BEGIN Data for this task

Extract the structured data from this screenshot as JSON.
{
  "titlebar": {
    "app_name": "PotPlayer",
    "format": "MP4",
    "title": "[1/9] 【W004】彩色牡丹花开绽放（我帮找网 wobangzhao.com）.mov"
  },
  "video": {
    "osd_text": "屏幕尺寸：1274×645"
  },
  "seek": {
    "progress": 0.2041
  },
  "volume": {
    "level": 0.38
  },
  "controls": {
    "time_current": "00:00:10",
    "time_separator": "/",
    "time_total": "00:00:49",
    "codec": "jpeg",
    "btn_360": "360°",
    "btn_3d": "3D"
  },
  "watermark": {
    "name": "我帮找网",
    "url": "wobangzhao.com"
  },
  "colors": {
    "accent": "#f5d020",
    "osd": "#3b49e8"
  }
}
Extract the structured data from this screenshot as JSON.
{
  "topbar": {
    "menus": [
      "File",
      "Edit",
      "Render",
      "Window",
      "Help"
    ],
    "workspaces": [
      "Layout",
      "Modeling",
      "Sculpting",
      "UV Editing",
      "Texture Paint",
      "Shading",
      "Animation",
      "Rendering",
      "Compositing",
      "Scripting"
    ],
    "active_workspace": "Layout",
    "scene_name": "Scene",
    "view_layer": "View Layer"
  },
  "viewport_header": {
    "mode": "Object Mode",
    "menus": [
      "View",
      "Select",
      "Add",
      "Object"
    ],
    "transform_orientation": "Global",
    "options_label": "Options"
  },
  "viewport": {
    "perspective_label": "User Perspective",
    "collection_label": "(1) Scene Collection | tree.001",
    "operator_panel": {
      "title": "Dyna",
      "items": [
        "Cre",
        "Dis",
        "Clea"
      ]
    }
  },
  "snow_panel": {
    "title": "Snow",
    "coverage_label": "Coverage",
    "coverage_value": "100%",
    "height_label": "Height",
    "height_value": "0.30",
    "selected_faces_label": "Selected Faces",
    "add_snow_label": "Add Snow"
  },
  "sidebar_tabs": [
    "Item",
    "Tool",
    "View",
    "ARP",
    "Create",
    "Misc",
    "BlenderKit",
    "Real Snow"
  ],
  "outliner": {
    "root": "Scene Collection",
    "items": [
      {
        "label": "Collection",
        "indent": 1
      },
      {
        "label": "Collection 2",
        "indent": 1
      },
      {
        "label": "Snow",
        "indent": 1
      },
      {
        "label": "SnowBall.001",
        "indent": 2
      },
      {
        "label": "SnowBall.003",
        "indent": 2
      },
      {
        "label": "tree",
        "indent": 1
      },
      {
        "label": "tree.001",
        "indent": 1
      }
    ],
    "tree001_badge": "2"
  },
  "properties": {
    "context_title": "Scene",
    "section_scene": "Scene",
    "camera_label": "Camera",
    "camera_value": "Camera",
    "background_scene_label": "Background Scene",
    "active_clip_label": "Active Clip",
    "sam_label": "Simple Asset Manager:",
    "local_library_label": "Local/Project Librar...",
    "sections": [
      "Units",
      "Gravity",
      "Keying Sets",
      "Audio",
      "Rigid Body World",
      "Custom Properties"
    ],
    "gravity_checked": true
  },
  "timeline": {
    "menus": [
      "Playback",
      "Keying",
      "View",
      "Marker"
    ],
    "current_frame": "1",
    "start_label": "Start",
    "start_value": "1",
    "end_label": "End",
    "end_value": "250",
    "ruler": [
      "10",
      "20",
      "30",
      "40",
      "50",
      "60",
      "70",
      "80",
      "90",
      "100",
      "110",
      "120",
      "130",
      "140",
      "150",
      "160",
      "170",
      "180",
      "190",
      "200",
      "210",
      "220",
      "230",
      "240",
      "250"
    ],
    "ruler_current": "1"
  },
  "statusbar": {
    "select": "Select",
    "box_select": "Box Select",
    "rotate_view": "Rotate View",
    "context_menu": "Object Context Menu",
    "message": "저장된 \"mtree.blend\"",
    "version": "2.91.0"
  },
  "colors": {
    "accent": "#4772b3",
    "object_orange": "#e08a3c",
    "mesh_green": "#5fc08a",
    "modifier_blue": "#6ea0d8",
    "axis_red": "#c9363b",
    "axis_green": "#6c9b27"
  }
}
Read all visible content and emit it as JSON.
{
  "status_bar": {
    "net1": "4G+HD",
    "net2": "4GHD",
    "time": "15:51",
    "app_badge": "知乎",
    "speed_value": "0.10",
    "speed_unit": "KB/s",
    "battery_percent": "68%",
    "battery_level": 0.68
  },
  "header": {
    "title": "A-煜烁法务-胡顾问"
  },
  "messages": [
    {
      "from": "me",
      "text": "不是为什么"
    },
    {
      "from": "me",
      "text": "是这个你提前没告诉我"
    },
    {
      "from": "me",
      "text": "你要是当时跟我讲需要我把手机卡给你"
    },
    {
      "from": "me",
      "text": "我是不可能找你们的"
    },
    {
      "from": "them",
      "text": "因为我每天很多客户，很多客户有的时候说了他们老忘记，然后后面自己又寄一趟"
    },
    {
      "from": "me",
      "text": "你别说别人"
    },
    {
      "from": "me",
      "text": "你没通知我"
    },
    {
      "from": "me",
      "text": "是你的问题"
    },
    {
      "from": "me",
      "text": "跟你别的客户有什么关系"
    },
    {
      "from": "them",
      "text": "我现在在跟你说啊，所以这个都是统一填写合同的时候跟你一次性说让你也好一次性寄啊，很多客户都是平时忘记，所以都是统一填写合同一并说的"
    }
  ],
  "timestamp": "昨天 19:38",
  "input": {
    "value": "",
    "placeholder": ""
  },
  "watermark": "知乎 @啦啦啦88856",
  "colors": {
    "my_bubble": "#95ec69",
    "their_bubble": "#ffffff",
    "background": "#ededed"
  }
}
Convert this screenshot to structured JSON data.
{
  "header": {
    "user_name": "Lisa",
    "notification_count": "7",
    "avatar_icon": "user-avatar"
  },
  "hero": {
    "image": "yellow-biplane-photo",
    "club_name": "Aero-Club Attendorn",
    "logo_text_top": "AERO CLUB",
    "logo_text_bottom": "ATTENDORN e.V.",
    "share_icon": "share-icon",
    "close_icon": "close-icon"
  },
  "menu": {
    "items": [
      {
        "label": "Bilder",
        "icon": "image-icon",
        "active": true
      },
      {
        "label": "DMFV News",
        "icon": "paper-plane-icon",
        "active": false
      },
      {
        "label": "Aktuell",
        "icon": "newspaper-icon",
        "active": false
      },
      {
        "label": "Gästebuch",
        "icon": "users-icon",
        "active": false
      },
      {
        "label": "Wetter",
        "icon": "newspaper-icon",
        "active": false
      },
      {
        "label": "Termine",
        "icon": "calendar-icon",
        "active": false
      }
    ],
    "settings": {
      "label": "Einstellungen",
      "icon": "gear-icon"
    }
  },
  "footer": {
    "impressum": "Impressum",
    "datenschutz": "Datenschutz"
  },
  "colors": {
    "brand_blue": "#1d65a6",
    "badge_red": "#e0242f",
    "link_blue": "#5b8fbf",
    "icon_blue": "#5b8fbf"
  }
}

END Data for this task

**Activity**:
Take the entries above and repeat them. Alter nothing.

**Problem solution**:
Extract the structured data from this screenshot as JSON.
{
  "titlebar": {
    "app_name": "PotPlayer",
    "format": "MP4",
    "title": "[1/9] 【W004】彩色牡丹花开绽放（我帮找网 wobangzhao.com）.mov"
  },
  "video": {
    "osd_text": "屏幕尺寸：1274×645"
  },
  "seek": {
    "progress": 0.2041
  },
  "volume": {
    "level": 0.38
  },
  "controls": {
    "time_current": "00:00:10",
    "time_separator": "/",
    "time_total": "00:00:49",
    "codec": "jpeg",
    "btn_360": "360°",
    "btn_3d": "3D"
  },
  "watermark": {
    "name": "我帮找网",
    "url": "wobangzhao.com"
  },
  "colors": {
    "accent": "#f5d020",
    "osd": "#3b49e8"
  }
}
Extract the structured data from this screenshot as JSON.
{
  "topbar": {
    "menus": [
      "File",
      "Edit",
      "Render",
      "Window",
      "Help"
    ],
    "workspaces": [
      "Layout",
      "Modeling",
      "Sculpting",
      "UV Editing",
      "Texture Paint",
      "Shading",
      "Animation",
      "Rendering",
      "Compositing",
      "Scripting"
    ],
    "active_workspace": "Layout",
    "scene_name": "Scene",
    "view_layer": "View Layer"
  },
  "viewport_header": {
    "mode": "Object Mode",
    "menus": [
      "View",
      "Select",
      "Add",
      "Object"
    ],
    "transform_orientation": "Global",
    "options_label": "Options"
  },
  "viewport": {
    "perspective_label": "User Perspective",
    "collection_label": "(1) Scene Collection | tree.001",
    "operator_panel": {
      "title": "Dyna",
      "items": [
        "Cre",
        "Dis",
        "Clea"
      ]
    }
  },
  "snow_panel": {
    "title": "Snow",
    "coverage_label": "Coverage",
    "coverage_value": "100%",
    "height_label": "Height",
    "height_value": "0.30",
    "selected_faces_label": "Selected Faces",
    "add_snow_label": "Add Snow"
  },
  "sidebar_tabs": [
    "Item",
    "Tool",
    "View",
    "ARP",
    "Create",
    "Misc",
    "BlenderKit",
    "Real Snow"
  ],
  "outliner": {
    "root": "Scene Collection",
    "items": [
      {
        "label": "Collection",
        "indent": 1
      },
      {
        "label": "Collection 2",
        "indent": 1
      },
      {
        "label": "Snow",
        "indent": 1
      },
      {
        "label": "SnowBall.001",
        "indent": 2
      },
      {
        "label": "SnowBall.003",
        "indent": 2
      },
      {
        "label": "tree",
        "indent": 1
      },
      {
        "label": "tree.001",
        "indent": 1
      }
    ],
    "tree001_badge": "2"
  },
  "properties": {
    "context_title": "Scene",
    "section_scene": "Scene",
    "camera_label": "Camera",
    "camera_value": "Camera",
    "background_scene_label": "Background Scene",
    "active_clip_label": "Active Clip",
    "sam_label": "Simple Asset Manager:",
    "local_library_label": "Local/Project Librar...",
    "sections": [
      "Units",
      "Gravity",
      "Keying Sets",
      "Audio",
      "Rigid Body World",
      "Custom Properties"
    ],
    "gravity_checked": true
  },
  "timeline": {
    "menus": [
      "Playback",
      "Keying",
      "View",
      "Marker"
    ],
    "current_frame": "1",
    "start_label": "Start",
    "start_value": "1",
    "end_label": "End",
    "end_value": "250",
    "ruler": [
      "10",
      "20",
      "30",
      "40",
      "50",
      "60",
      "70",
      "80",
      "90",
      "100",
      "110",
      "120",
      "130",
      "140",
      "150",
      "160",
      "170",
      "180",
      "190",
      "200",
      "210",
      "220",
      "230",
      "240",
      "250"
    ],
    "ruler_current": "1"
  },
  "statusbar": {
    "select": "Select",
    "box_select": "Box Select",
    "rotate_view": "Rotate View",
    "context_menu": "Object Context Menu",
    "message": "저장된 \"mtree.blend\"",
    "version": "2.91.0"
  },
  "colors": {
    "accent": "#4772b3",
    "object_orange": "#e08a3c",
    "mesh_green": "#5fc08a",
    "modifier_blue": "#6ea0d8",
    "axis_red": "#c9363b",
    "axis_green": "#6c9b27"
  }
}
Read all visible content and emit it as JSON.
{
  "status_bar": {
    "net1": "4G+HD",
    "net2": "4GHD",
    "time": "15:51",
    "app_badge": "知乎",
    "speed_value": "0.10",
    "speed_unit": "KB/s",
    "battery_percent": "68%",
    "battery_level": 0.68
  },
  "header": {
    "title": "A-煜烁法务-胡顾问"
  },
  "messages": [
    {
      "from": "me",
      "text": "不是为什么"
    },
    {
      "from": "me",
      "text": "是这个你提前没告诉我"
    },
    {
      "from": "me",
      "text": "你要是当时跟我讲需要我把手机卡给你"
    },
    {
      "from": "me",
      "text": "我是不可能找你们的"
    },
    {
      "from": "them",
      "text": "因为我每天很多客户，很多客户有的时候说了他们老忘记，然后后面自己又寄一趟"
    },
    {
      "from": "me",
      "text": "你别说别人"
    },
    {
      "from": "me",
      "text": "你没通知我"
    },
    {
      "from": "me",
      "text": "是你的问题"
    },
    {
      "from": "me",
      "text": "跟你别的客户有什么关系"
    },
    {
      "from": "them",
      "text": "我现在在跟你说啊，所以这个都是统一填写合同的时候跟你一次性说让你也好一次性寄啊，很多客户都是平时忘记，所以都是统一填写合同一并说的"
    }
  ],
  "timestamp": "昨天 19:38",
  "input": {
    "value": "",
    "placeholder": ""
  },
  "watermark": "知乎 @啦啦啦88856",
  "colors": {
    "my_bubble": "#95ec69",
    "their_bubble": "#ffffff",
    "background": "#ededed"
  }
}
Convert this screenshot to structured JSON data.
{
  "header": {
    "user_name": "Lisa",
    "notification_count": "7",
    "avatar_icon": "user-avatar"
  },
  "hero": {
    "image": "yellow-biplane-photo",
    "club_name": "Aero-Club Attendorn",
    "logo_text_top": "AERO CLUB",
    "logo_text_bottom": "ATTENDORN e.V.",
    "share_icon": "share-icon",
    "close_icon": "close-icon"
  },
  "menu": {
    "items": [
      {
        "label": "Bilder",
        "icon": "image-icon",
        "active": true
      },
      {
        "label": "DMFV News",
        "icon": "paper-plane-icon",
        "active": false
      },
      {
        "label": "Aktuell",
        "icon": "newspaper-icon",
        "active": false
      },
      {
        "label": "Gästebuch",
        "icon": "users-icon",
        "active": false
      },
      {
        "label": "Wetter",
        "icon": "newspaper-icon",
        "active": false
      },
      {
        "label": "Termine",
        "icon": "calendar-icon",
        "active": false
      }
    ],
    "settings": {
      "label": "Einstellungen",
      "icon": "gear-icon"
    }
  },
  "footer": {
    "impressum": "Impressum",
    "datenschutz": "Datenschutz"
  },
  "colors": {
    "brand_blue": "#1d65a6",
    "badge_red": "#e0242f",
    "link_blue": "#5b8fbf",
    "icon_blue": "#5b8fbf"
  }
}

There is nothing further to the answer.